EXERCISE DESCRIPTION.
Go line by line through the entries below and copy those containing the string "данных".

Website and app data records
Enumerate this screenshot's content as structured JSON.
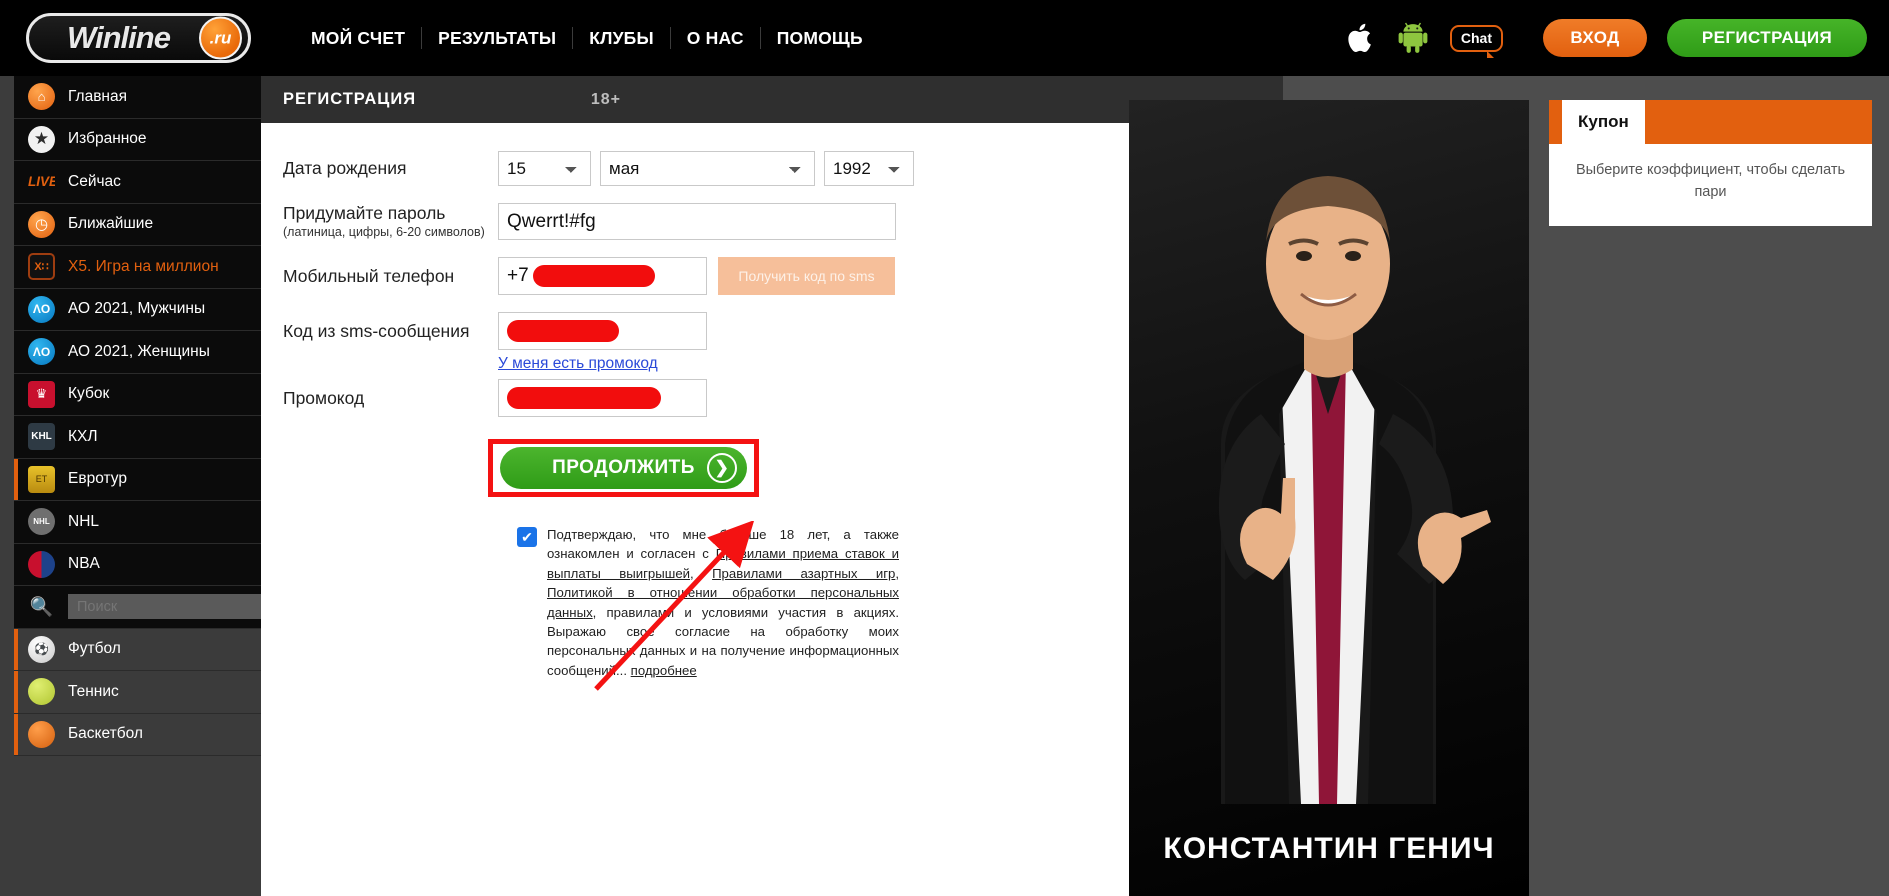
{
  "header": {
    "logo": {
      "word": "Winline",
      "tld": ".ru"
    },
    "nav": [
      {
        "label": "МОЙ СЧЕТ"
      },
      {
        "label": "РЕЗУЛЬТАТЫ"
      },
      {
        "label": "КЛУБЫ"
      },
      {
        "label": "О НАС"
      },
      {
        "label": "ПОМОЩЬ"
      }
    ],
    "icons": {
      "apple": "apple-icon",
      "android": "android-icon",
      "chat": "Chat"
    },
    "login_label": "ВХОД",
    "register_label": "РЕГИСТРАЦИЯ",
    "colors": {
      "orange": "#e2600f",
      "green": "#2f9c17"
    }
  },
  "sidebar": {
    "search_placeholder": "Поиск",
    "items": [
      {
        "label": "Главная",
        "icon": "home-icon",
        "glyph": "⌂"
      },
      {
        "label": "Избранное",
        "icon": "star-icon",
        "glyph": "★"
      },
      {
        "label": "Сейчас",
        "icon": "live-icon",
        "glyph": "LIVE"
      },
      {
        "label": "Ближайшие",
        "icon": "clock-icon",
        "glyph": "◴"
      },
      {
        "label": "X5. Игра на миллион",
        "icon": "dice-icon",
        "glyph": "X∷"
      },
      {
        "label": "АО 2021, Мужчины",
        "icon": "ao-logo-icon",
        "glyph": "ΛO"
      },
      {
        "label": "АО 2021, Женщины",
        "icon": "ao-logo-icon",
        "glyph": "ΛO"
      },
      {
        "label": "Кубок",
        "icon": "cup-icon",
        "glyph": "♛"
      },
      {
        "label": "КХЛ",
        "icon": "khl-logo-icon",
        "glyph": "KHL"
      },
      {
        "label": "Евротур",
        "icon": "eurotour-icon",
        "glyph": "ET"
      },
      {
        "label": "NHL",
        "icon": "nhl-logo-icon",
        "glyph": "NHL"
      },
      {
        "label": "NBA",
        "icon": "nba-logo-icon",
        "glyph": "NBA"
      },
      {
        "label": "Футбол",
        "icon": "football-icon",
        "glyph": "⚽"
      },
      {
        "label": "Теннис",
        "icon": "tennis-icon",
        "glyph": ""
      },
      {
        "label": "Баскетбол",
        "icon": "basketball-icon",
        "glyph": ""
      }
    ]
  },
  "main": {
    "section_title": "РЕГИСТРАЦИЯ",
    "age_badge": "18+",
    "form": {
      "birth_label": "Дата рождения",
      "birth_day": "15",
      "birth_month": "мая",
      "birth_year": "1992",
      "password_label": "Придумайте пароль",
      "password_hint": "(латиница, цифры, 6-20 символов)",
      "password_value": "Qwerrt!#fg",
      "phone_label": "Мобильный телефон",
      "phone_prefix": "+7",
      "sms_button_label": "Получить код по sms",
      "sms_code_label": "Код из sms-сообщения",
      "promo_link": "У меня есть промокод",
      "promo_label": "Промокод",
      "continue_label": "ПРОДОЛЖИТЬ",
      "continue_arrow": "❯"
    },
    "terms": {
      "checkbox_checked": "✔",
      "part1": "Подтверждаю, что мне больше 18 лет, а также ознакомлен и согласен с ",
      "link1": "Правилами приема ставок и выплаты выигрышей",
      "sep1": ", ",
      "link2": "Правилами азартных игр",
      "sep2": ", ",
      "link3": "Политикой в отношении обработки персональных данных",
      "part2": ", правилами и условиями участия в акциях. Выражаю свое согласие на обработку моих персональных данных и на получение информационных сообщений... ",
      "more_link": "подробнее"
    }
  },
  "banner": {
    "person_name": "КОНСТАНТИН ГЕНИЧ"
  },
  "coupon": {
    "tab_label": "Купон",
    "empty_text": "Выберите коэффициент, чтобы сделать пари"
  }
}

EXERCISE RESULT.
      "link3": "Политикой в отношении обработки персональных данных",
      "part2": ", правилами и условиями участия в акциях. Выражаю свое согласие на обработку моих персональных данных и на получение информационных сообщений... ",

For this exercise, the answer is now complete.